[Task brief] Wherever the word "SynchronizedTest" shows up in the data, report the line it sits in.

[Given data]

BEGIN

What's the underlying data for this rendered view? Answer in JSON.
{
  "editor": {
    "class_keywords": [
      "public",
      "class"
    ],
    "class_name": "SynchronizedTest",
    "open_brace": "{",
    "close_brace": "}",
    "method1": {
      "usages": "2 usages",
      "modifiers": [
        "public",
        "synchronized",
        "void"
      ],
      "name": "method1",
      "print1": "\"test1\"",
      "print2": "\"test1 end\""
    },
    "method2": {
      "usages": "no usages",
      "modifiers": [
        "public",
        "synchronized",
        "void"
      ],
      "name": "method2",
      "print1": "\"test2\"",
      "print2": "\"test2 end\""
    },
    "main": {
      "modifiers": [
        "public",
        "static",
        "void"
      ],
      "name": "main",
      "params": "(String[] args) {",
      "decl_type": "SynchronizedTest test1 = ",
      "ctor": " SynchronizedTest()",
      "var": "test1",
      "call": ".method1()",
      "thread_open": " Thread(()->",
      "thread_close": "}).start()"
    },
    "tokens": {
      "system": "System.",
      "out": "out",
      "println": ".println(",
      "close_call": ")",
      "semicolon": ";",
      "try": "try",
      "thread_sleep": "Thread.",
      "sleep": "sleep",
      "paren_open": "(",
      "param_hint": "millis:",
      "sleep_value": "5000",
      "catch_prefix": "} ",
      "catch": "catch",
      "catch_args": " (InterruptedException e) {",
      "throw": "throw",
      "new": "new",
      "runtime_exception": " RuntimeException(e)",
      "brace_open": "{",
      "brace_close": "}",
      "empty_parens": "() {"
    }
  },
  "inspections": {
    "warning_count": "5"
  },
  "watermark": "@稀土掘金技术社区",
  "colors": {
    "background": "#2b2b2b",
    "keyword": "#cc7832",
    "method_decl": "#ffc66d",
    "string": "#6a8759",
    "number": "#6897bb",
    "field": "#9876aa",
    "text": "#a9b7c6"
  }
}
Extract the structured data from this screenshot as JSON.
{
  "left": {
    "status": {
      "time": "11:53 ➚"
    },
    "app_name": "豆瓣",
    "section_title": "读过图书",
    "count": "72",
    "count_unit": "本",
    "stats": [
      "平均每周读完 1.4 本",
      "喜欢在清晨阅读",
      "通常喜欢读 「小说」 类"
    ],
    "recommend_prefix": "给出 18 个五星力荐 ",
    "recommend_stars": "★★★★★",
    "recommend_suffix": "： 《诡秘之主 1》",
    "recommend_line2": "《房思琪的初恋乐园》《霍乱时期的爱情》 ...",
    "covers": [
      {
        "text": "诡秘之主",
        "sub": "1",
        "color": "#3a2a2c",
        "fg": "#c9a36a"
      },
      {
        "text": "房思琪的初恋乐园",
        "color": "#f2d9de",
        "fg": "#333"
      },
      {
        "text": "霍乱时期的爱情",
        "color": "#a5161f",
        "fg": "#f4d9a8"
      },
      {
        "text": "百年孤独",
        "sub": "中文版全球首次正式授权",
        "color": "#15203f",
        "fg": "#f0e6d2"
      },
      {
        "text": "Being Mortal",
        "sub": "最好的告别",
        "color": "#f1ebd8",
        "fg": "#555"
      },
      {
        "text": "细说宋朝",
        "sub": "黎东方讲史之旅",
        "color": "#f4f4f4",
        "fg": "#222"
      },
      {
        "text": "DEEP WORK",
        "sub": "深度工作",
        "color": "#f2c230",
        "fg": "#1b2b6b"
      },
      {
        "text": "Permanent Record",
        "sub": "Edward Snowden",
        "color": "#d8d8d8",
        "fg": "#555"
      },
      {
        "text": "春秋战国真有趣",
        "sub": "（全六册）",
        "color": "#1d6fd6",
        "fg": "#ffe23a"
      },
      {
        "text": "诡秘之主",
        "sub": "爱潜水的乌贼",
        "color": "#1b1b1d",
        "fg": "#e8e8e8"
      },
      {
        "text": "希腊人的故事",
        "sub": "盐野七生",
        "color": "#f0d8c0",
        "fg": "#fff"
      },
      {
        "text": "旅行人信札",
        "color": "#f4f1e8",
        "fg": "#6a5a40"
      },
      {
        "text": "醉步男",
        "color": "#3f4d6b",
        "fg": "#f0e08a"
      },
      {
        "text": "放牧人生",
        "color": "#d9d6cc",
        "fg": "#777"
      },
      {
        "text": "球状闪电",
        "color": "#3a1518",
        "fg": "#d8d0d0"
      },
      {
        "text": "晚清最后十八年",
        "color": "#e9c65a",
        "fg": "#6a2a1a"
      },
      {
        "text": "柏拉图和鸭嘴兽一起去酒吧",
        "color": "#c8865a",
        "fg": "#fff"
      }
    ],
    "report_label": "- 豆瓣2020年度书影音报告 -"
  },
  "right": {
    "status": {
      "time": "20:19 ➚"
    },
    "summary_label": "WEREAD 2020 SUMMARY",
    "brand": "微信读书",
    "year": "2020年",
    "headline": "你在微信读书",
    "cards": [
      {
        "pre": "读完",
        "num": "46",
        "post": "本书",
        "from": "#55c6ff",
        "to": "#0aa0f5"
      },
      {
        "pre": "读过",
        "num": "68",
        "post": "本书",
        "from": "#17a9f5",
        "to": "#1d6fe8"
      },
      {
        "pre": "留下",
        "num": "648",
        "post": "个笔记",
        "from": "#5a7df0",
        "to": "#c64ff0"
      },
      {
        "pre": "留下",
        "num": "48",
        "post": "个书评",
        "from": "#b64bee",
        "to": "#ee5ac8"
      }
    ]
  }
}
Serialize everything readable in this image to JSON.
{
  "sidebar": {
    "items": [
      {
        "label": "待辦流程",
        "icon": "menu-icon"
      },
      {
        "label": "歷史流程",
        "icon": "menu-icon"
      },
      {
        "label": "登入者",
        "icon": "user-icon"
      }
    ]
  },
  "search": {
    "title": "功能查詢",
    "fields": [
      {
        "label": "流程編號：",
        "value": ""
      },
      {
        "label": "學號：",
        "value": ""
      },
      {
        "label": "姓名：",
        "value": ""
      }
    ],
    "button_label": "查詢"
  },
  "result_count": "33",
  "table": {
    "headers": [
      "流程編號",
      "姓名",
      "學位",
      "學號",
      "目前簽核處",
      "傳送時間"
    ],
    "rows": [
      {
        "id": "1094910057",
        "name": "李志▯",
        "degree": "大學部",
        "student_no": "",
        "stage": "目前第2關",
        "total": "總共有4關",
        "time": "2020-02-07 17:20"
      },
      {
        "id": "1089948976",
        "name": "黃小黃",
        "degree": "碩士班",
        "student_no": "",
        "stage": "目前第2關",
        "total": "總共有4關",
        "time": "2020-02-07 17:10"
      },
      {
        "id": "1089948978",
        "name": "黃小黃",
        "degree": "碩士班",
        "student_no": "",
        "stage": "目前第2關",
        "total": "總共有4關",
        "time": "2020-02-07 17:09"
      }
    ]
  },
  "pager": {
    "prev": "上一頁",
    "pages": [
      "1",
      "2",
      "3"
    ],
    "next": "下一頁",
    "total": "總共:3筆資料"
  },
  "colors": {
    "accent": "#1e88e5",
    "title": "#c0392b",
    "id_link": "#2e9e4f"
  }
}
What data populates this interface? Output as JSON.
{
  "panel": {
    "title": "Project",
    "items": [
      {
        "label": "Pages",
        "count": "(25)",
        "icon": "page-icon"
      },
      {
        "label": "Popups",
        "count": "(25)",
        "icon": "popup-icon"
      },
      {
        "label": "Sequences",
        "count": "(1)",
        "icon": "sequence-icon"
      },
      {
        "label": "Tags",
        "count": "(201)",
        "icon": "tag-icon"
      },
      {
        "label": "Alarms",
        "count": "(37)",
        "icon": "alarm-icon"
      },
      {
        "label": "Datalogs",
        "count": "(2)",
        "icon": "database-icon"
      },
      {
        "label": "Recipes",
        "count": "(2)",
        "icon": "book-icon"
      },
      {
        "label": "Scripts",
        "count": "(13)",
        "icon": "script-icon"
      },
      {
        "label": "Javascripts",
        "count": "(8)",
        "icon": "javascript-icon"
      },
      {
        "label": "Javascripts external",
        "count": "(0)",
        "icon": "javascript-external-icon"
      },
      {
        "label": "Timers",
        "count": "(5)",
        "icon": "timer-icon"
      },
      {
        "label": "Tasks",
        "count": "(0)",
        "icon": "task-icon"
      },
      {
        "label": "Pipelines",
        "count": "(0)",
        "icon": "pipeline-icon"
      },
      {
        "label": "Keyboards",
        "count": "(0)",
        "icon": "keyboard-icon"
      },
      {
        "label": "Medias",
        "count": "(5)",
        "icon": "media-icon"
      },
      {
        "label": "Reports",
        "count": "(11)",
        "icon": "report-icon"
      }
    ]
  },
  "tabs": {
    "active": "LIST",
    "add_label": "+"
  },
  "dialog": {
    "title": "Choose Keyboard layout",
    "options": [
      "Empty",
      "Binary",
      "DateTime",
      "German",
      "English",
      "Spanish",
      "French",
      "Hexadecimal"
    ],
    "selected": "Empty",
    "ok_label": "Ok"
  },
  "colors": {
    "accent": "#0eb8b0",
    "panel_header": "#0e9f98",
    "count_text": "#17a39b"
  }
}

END

[Output of the exercise]
    "class_name": "SynchronizedTest",
      "decl_type": "SynchronizedTest test1 = ",
      "ctor": " SynchronizedTest()",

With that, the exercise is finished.